The Founding Fathers intentionally made it difficult to change the U.S. Constitution. Proposed amendments require approval by two-thirds of both the House and Senate and their adoption requires ratification by three-fourths of the states. Thus, the Constitution is rarely amended, only 27 times since 1789.
Nonetheless, a growing group of influential Republican lawmakers, GOP Senate whip Jon Kyl of Arizona and Sen. Lindsey Graham of South Carolina, to name two, are saying the 14th Amendment should be repealed or rewritten. The idea was given greater credence this week when Senate Republican leader Mitch McConnell of Kentucky said, "that's something we clearly need to look at."
The 14th Amendment was ratified in 1868 to clean up some of the legal mess left by the Civil War. The amendment has five sections, some of them now archaic -- the federal government was not responsible for debts incurred by the Confederacy in the course of the Civil War and former slaveholders would not be compensated for the emancipation of their slaves.
It is Section 1 that preoccupies the Republicans. That section states that "all persons born or naturalized in the United States" are citizens of the United States. The section also guarantees to all people "the equal protection of the laws."
Constitutional historian Richard Beeman writes in his newly issued Penguin Guide to the Constitution: "Perhaps the most significant and far-reaching amendment to the Constitution, the Fourteenth Amendment is viewed by many scholars and jurists as the provision of the Constitution that has brought the principles enunciated in the preamble of the Declaration of Independence into the realm of constitutional law." In other words, equality, life, liberty, property and pursuit of happiness were now constitutionally protected rights.

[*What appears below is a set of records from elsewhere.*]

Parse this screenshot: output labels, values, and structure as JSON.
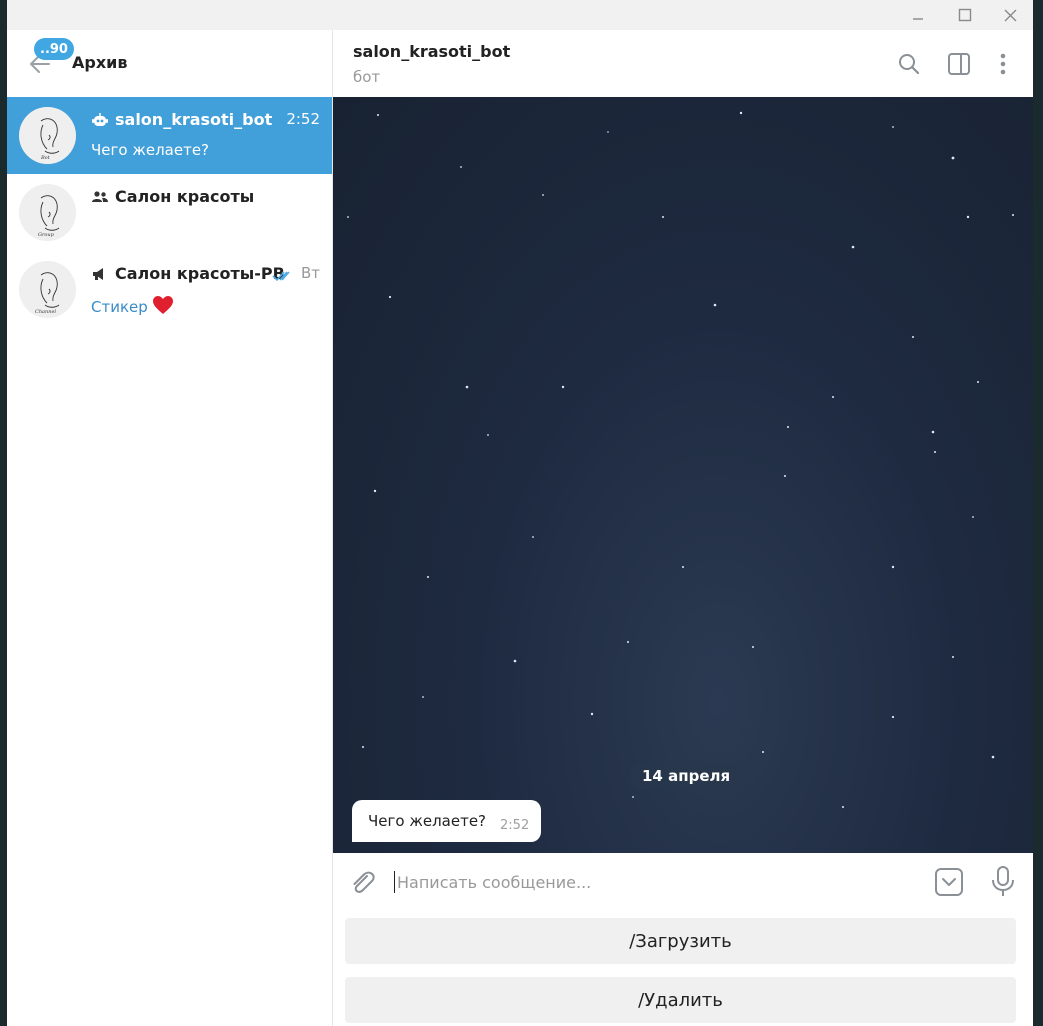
{
  "sidebar": {
    "badge": "..90",
    "title": "Архив",
    "chats": [
      {
        "name": "salon_krasoti_bot",
        "time": "2:52",
        "preview": "Чего желаете?",
        "type_icon": "bot-icon",
        "active": true
      },
      {
        "name": "Салон красоты",
        "time": "",
        "preview": "",
        "type_icon": "group-icon",
        "active": false
      },
      {
        "name": "Салон красоты-РВ",
        "time": "Вт",
        "preview": "Стикер",
        "preview_emoji": "❤️",
        "type_icon": "channel-icon",
        "status_icon": "double-check-icon",
        "active": false
      }
    ]
  },
  "chat": {
    "title": "salon_krasoti_bot",
    "subtitle": "бот",
    "date_separator": "14 апреля",
    "messages": [
      {
        "text": "Чего желаете?",
        "time": "2:52"
      }
    ],
    "input_placeholder": "Написать сообщение...",
    "keyboard_buttons": [
      "/Загрузить",
      "/Удалить"
    ]
  },
  "colors": {
    "accent": "#419fd9",
    "badge": "#40a7e3",
    "background_night": "#1e2a40"
  },
  "icons": [
    "minimize-icon",
    "maximize-icon",
    "close-icon",
    "back-arrow-icon",
    "search-icon",
    "sidebar-toggle-icon",
    "more-vertical-icon",
    "paperclip-icon",
    "bot-keyboard-icon",
    "microphone-icon"
  ]
}
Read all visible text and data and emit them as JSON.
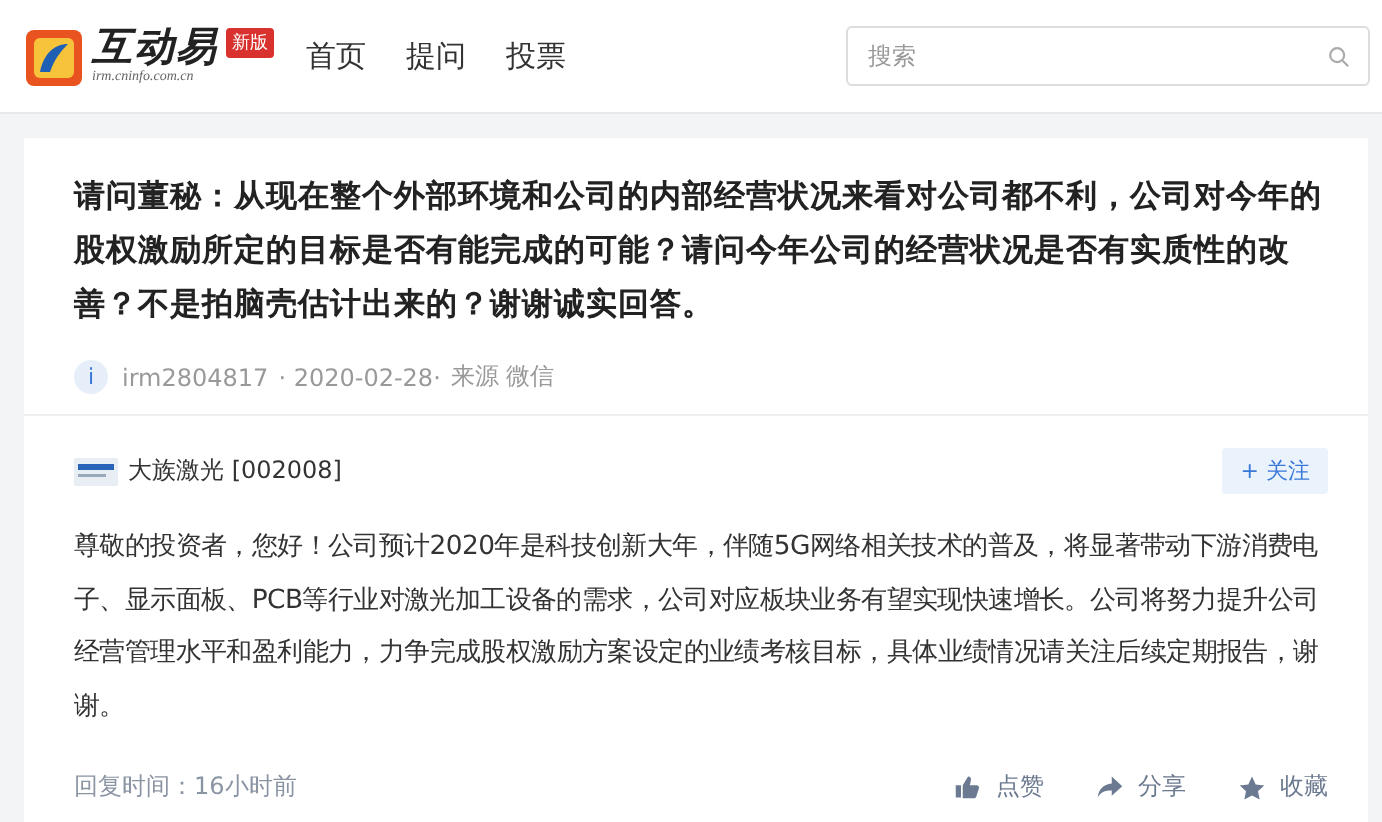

Repealing the right to equal protection of the laws does not seem like particularly smart politics, but the proponents of repeal are after the clause that makes all persons born in the U.S. citizens of the United States. Absent that protection we can deport the U.S.-born children of illegal immigrants along with their parents.
There are anecdotal tales of rings that, for a large fee, bring pregnant women to the U.S. so their children can get automatic citizenship. If this is so and the legal children of illegal immigrants are indeed such a big problem, there are surely statutory and regulatory ways of dealing with it other than taking a hammer to the "most significant and far-reaching amendment."
This sudden Republican preoccupation with the 14th Amendment is less about the Constitution than it is about keeping the immigration issue boiling until the November elections. The Founding Fathers erected high hurdles to the amendment process to protect the Constitution from being rewritten because of passing passions. And that's what this is -- a passing passion and not a very honorable one.